American Samoa; Australia; Cambodia; China; Comoros; Djibouti; Egypt; Eritrea; Fiji; Hong Kong; India (Andaman Is.); Indonesia; Iran, Islamic Republic of; Israel; Japan (Nansei-shoto); Jordan; Kenya; Madagascar; Malaysia; Mayotte; Micronesia, Federated States of ; Mozambique; New Caledonia; Oman; Pakistan; Palau; Papua New Guinea; Philippines; Samoa; Saudi Arabia; Seychelles; Singapore; Solomon Islands; Somalia; South Africa; Sri Lanka; Sudan; Taiwan, Province of China; Tanzania, United Republic of; Thailand; Tonga; Viet Nam; Wallis and Futuna; Yemen
|FAO Marine Fishing Areas:|
Atlantic – southeast; Indian Ocean – western; Indian Ocean – eastern; Pacific – eastern central; Pacific – northwest; Pacific – western central
|Range Map:||Click here to open the map viewer and explore range.|
|Population:||All available information on population has been covered above under the Red List justification.|
|Current Population Trend:||Decreasing|
Habitat and Ecology [top]
|Habitat and Ecology:||A common species found in a variety of habitats: coral and rocky reefs, tidepools, estuaries, mangrove swamps and sandy/mud bottom from the shore to depths of 150 m. Juveniles are found nearshore and in estuaries (Heemstra and Randall 1993). |
E. malabaricus is a protogynous hermaphrodite with sex change from female to male occurring. Sexual maturity in males does not occur until they are 114 cm length (Lau and Li 2000). This species has a very low resilience to fishing, with a minimum population doubling time more than 14 years (Froese and Pauly 2005).
|Major Threat(s):||Fishing pressure|
Fishing threats include commercial and recreational line fishing, and the live reef fish trade, involving the removal of many juveniles for mariculture grow-out.
Significant decreases in mangrove area are known to have occurred in SE Asia. In Malaysia, 12% was lost from 1980 to 1990, in the Philippines mangroves have decreased by 60% (4,000 km² originally to 1,600 km² in 1997), in Viet Nam mangroves decreased by 38% (4,000 km² to 2,525 km² in 1997) while in Thailand the loss has been 54% (5,500 km² in 1961 to 2,470 km² in 1997) (Spalding et al. 1997). These figures represent a loss of some 7,445 km² of mangrove, or about 9% of the SE Asian total. Other countries like Indonesia, which has the most mangroves in the world (42, 550 km²) are also known to have suffered losses (Spalding et al. 1997).
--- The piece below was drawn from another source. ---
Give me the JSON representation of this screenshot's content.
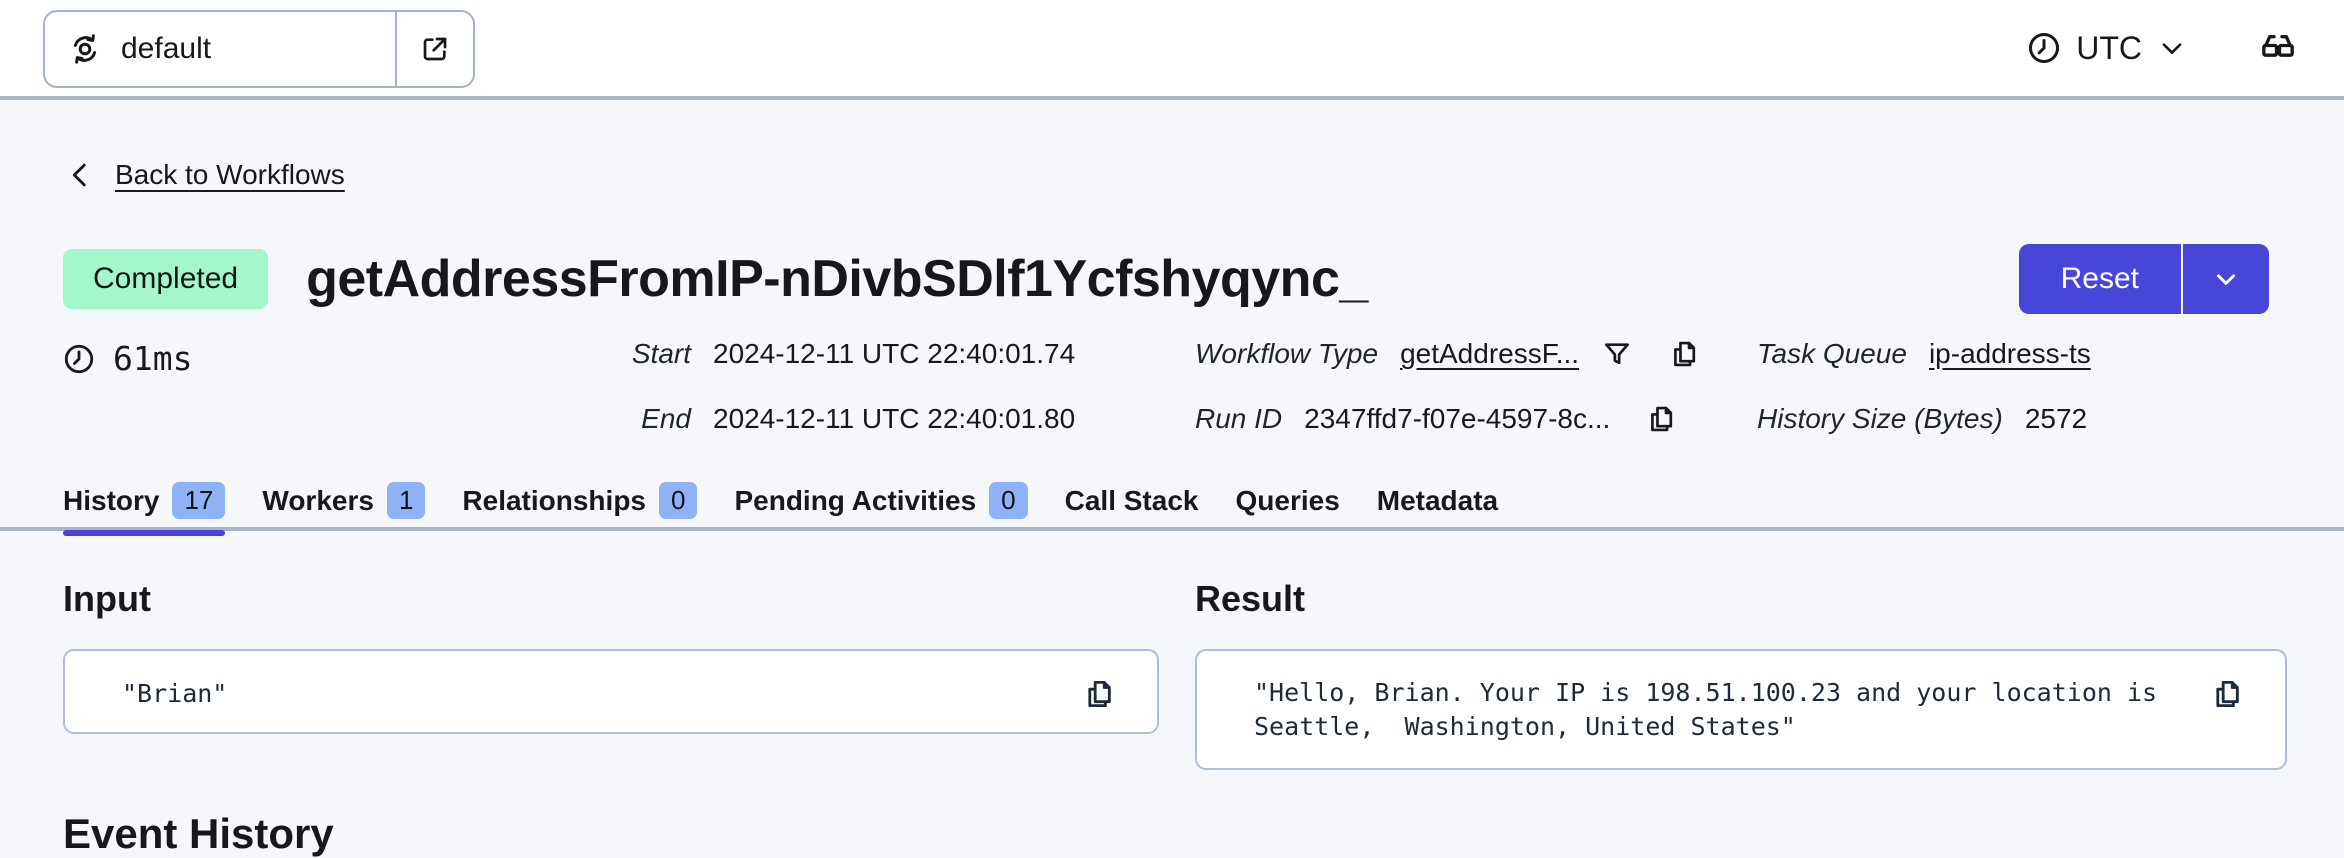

The primary area of occurrence is SE Asia where an estimated 56% of all reefs are at high risk due to a variety of human activities. In other areas where E. malabaricus occurs, the risk is not as high but still considerable, 15% in the Middle East and 25% in the Indian Ocean, also 10% in the Pacific where E. malabaricus is only known from a few locations (all figures from Bryant et al. 1998).
Conservation Actions [top]
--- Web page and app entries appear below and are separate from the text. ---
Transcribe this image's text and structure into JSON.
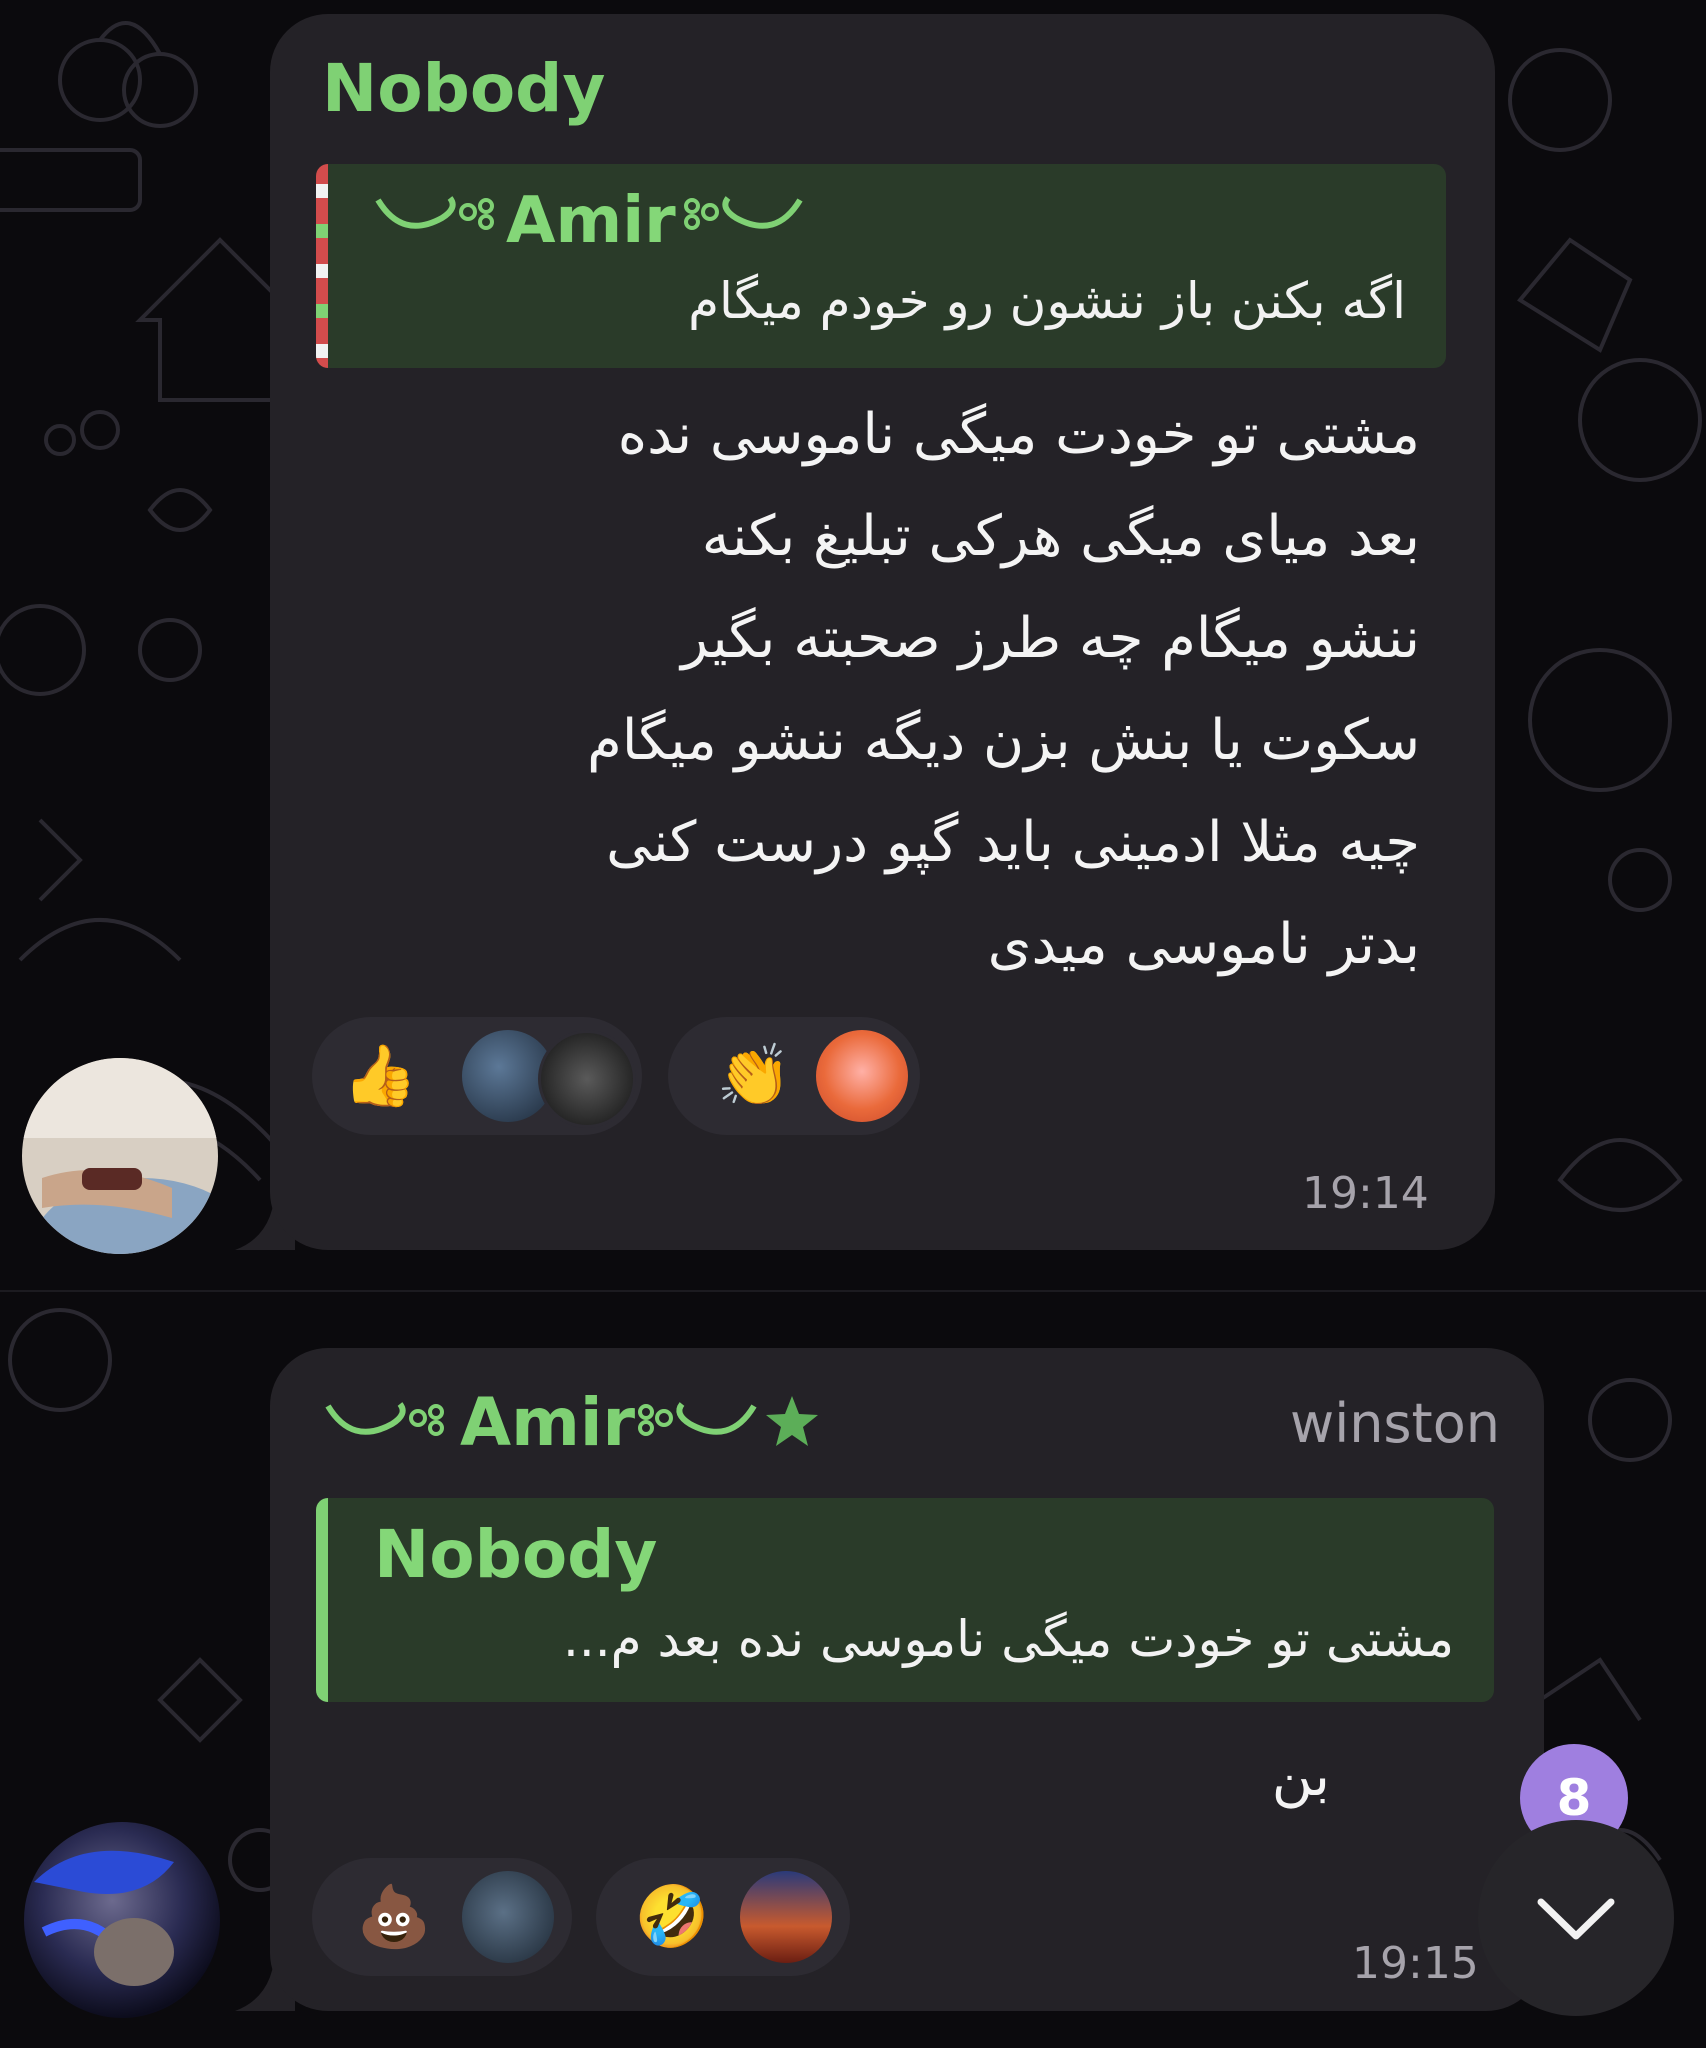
{
  "colors": {
    "background": "#0b0a0d",
    "bubble": "#242227",
    "accent_green": "#7fd174",
    "quote_bg": "#2a3b29",
    "badge": "#9f7fe0",
    "timestamp": "#a6a3ab"
  },
  "messages": [
    {
      "sender": "Nobody",
      "reply": {
        "name": "Amir",
        "text": "اگه بکنن باز ننشون رو خودم میگام"
      },
      "lines": [
        "مشتی تو خودت میگی ناموسی نده",
        "بعد میای میگی هرکی تبلیغ بکنه",
        "ننشو میگام چه طرز صحبته بگیر",
        "سکوت یا بنش بزن دیگه ننشو میگام",
        "چیه مثلا ادمینی باید گپو درست کنی",
        "بدتر ناموسی میدی"
      ],
      "reactions": [
        {
          "emoji": "👍",
          "icon": "thumbs-up-icon"
        },
        {
          "emoji": "👏",
          "icon": "clapping-hands-icon"
        }
      ],
      "time": "19:14"
    },
    {
      "sender": "Amir",
      "role": "winston",
      "reply": {
        "name": "Nobody",
        "text": "مشتی تو خودت میگی ناموسی نده بعد م..."
      },
      "lines": [
        "بن"
      ],
      "reactions": [
        {
          "emoji": "💩",
          "icon": "pile-of-poo-icon"
        },
        {
          "emoji": "🤣",
          "icon": "rolling-laughing-icon"
        }
      ],
      "time": "19:15"
    }
  ],
  "unread_count": "8"
}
|Conservation Actions:|| Under Queensland Fisheries Service (QFS) regulations the current size limits for the Greasy Grouper (E. tauvina) are 38 cm minimum and 100 cm maximum, whilst the current recreational in-possession limit is 5 for any Epinephelus species. In practice, this regulation may also apply to E. malabaricus since it looks similar. (See http://www.dpi.qld.gov.au/fishweb/11379.html for new regulations in Queensland). |
While many marine parks have been introduced in areas within the range of E. malabaricus e.g., Papua New Guinea, Indonesia and the Philippines, most of these are considered to be 'paper parks' and are poorly managed or legislation is poorly enforced. Only 8% of the 100,000 km² of coral reefs in SE Asia is included in marine protected areas (MPAs) and only 14% of the 646 MPAs are considered effective, hence the majority of these MPAs probably provide little protection to the species they house (Licuanan and Gomez 2000, Chou et al. 2002).
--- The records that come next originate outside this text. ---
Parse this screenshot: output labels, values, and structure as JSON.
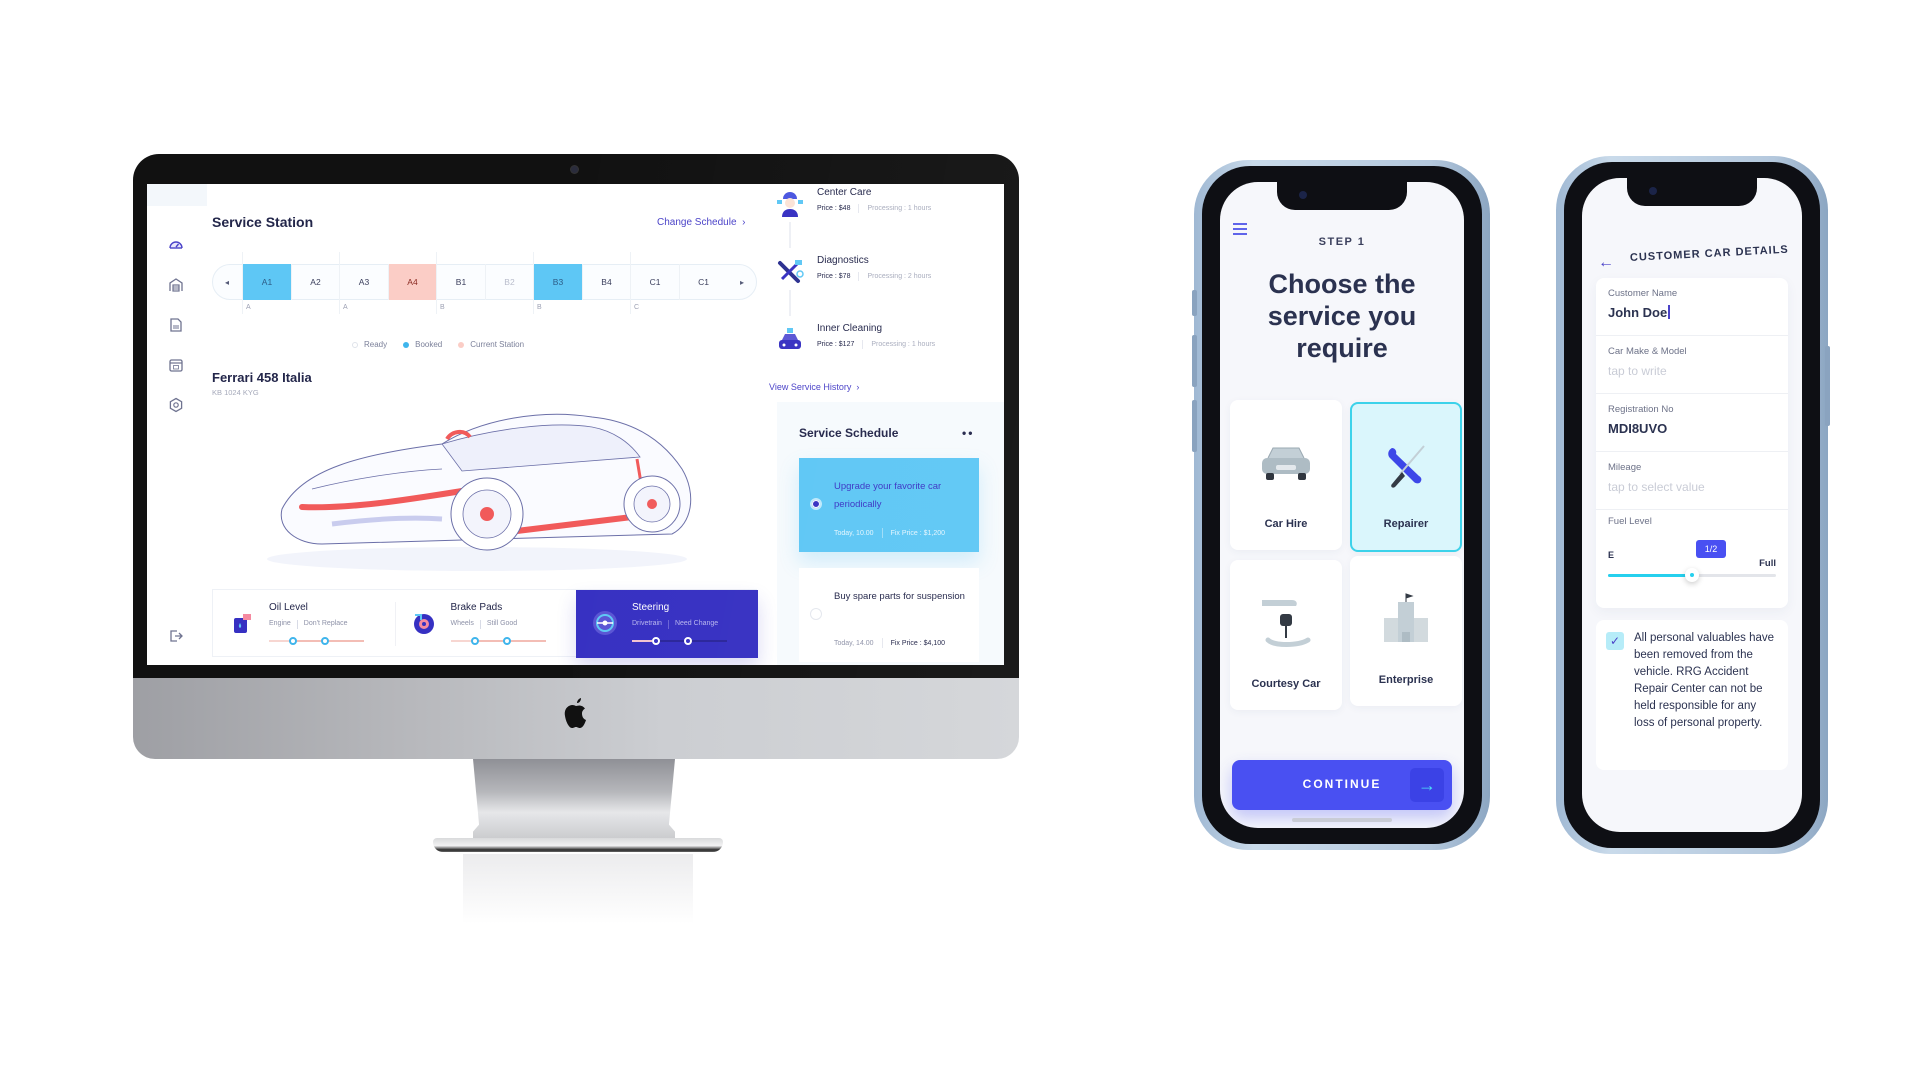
{
  "desktop": {
    "sidebar": {
      "items": [
        {
          "name": "dashboard",
          "icon": "speedometer-icon",
          "active": true
        },
        {
          "name": "garage",
          "icon": "garage-icon",
          "active": false
        },
        {
          "name": "documents",
          "icon": "document-icon",
          "active": false
        },
        {
          "name": "calendar",
          "icon": "calendar-icon",
          "active": false
        },
        {
          "name": "settings",
          "icon": "gear-icon",
          "active": false
        }
      ],
      "logout_icon": "logout-icon"
    },
    "service_station": {
      "title": "Service Station",
      "change_schedule_label": "Change Schedule",
      "change_schedule_chevron": "›",
      "prev_label": "◂",
      "next_label": "▸",
      "slots": [
        {
          "label": "A1",
          "state": "booked"
        },
        {
          "label": "A2",
          "state": "ready"
        },
        {
          "label": "A3",
          "state": "ready"
        },
        {
          "label": "A4",
          "state": "current"
        },
        {
          "label": "B1",
          "state": "ready"
        },
        {
          "label": "B2",
          "state": "disabled"
        },
        {
          "label": "B3",
          "state": "booked"
        },
        {
          "label": "B4",
          "state": "ready"
        },
        {
          "label": "C1",
          "state": "ready"
        },
        {
          "label": "C1",
          "state": "ready"
        }
      ],
      "group_labels": [
        "A",
        "A",
        "B",
        "B",
        "C"
      ],
      "legend": [
        {
          "label": "Ready",
          "color": "#ffffff"
        },
        {
          "label": "Booked",
          "color": "#3fb5ec"
        },
        {
          "label": "Current Station",
          "color": "#fbcdc6"
        }
      ]
    },
    "vehicle": {
      "name": "Ferrari 458 Italia",
      "plate": "KB 1024 KYG"
    },
    "status_cards": [
      {
        "title": "Oil Level",
        "category": "Engine",
        "status": "Don't Replace",
        "icon": "oil-can-icon",
        "active": false
      },
      {
        "title": "Brake Pads",
        "category": "Wheels",
        "status": "Still Good",
        "icon": "brake-disc-icon",
        "active": false
      },
      {
        "title": "Steering",
        "category": "Drivetrain",
        "status": "Need Change",
        "icon": "steering-wheel-icon",
        "active": true
      }
    ],
    "services": [
      {
        "name": "Center Care",
        "price": "Price : $48",
        "processing": "Processing : 1 hours",
        "icon": "mechanic-icon"
      },
      {
        "name": "Diagnostics",
        "price": "Price : $78",
        "processing": "Processing : 2 hours",
        "icon": "wrench-screwdriver-icon"
      },
      {
        "name": "Inner Cleaning",
        "price": "Price : $127",
        "processing": "Processing : 1 hours",
        "icon": "car-wash-icon"
      }
    ],
    "view_history_label": "View Service History",
    "view_history_chevron": "›",
    "schedule": {
      "title": "Service Schedule",
      "more_label": "••",
      "items": [
        {
          "text": "Upgrade your favorite car periodically",
          "time": "Today, 10.00",
          "price": "Fix Price : $1,200",
          "selected": true
        },
        {
          "text": "Buy spare parts for suspension",
          "time": "Today, 14.00",
          "price": "Fix Price : $4,100",
          "selected": false
        }
      ]
    },
    "colors": {
      "accent": "#3630c2",
      "booked": "#5ec7f5",
      "current": "#fbcdc6",
      "highlight": "#f15a5a"
    }
  },
  "phone_service": {
    "step_label": "STEP 1",
    "headline": "Choose the service you require",
    "options": [
      {
        "label": "Car Hire",
        "icon": "car-icon",
        "selected": false
      },
      {
        "label": "Repairer",
        "icon": "wrench-screwdriver-icon",
        "selected": true
      },
      {
        "label": "Courtesy Car",
        "icon": "car-key-handover-icon",
        "selected": false
      },
      {
        "label": "Enterprise",
        "icon": "office-building-icon",
        "selected": false
      }
    ],
    "continue_label": "CONTINUE",
    "continue_arrow": "→",
    "menu_icon": "hamburger-menu-icon"
  },
  "phone_details": {
    "title": "CUSTOMER CAR DETAILS",
    "back_arrow": "←",
    "fields": [
      {
        "label": "Customer Name",
        "value": "John Doe",
        "placeholder": ""
      },
      {
        "label": "Car Make & Model",
        "value": "",
        "placeholder": "tap to write"
      },
      {
        "label": "Registration No",
        "value": "MDI8UVO",
        "placeholder": ""
      },
      {
        "label": "Mileage",
        "value": "",
        "placeholder": "tap to select value"
      }
    ],
    "fuel": {
      "label": "Fuel Level",
      "min_label": "E",
      "max_label": "Full",
      "value_label": "1/2",
      "value": 0.5
    },
    "consent": {
      "checked": true,
      "check_glyph": "✓",
      "text": "All personal valuables have been removed from the vehicle. RRG Accident Repair Center can not be held responsible for any loss of personal property."
    }
  }
}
E. malabaricus can be maricultured and is considered as the easiest for culturing among the main species in the market in the Philippines (Anonymous 1998). Larval rearing of this species has been achieved in Thailand (Tookwinas 1989). Hatchery production of this species occurs in Taiwan. However, it is not known how much of the marketed fish in SE Asia comes from the wild (as adult or as juvenile for grow-out) and how much from hatchery-based culture.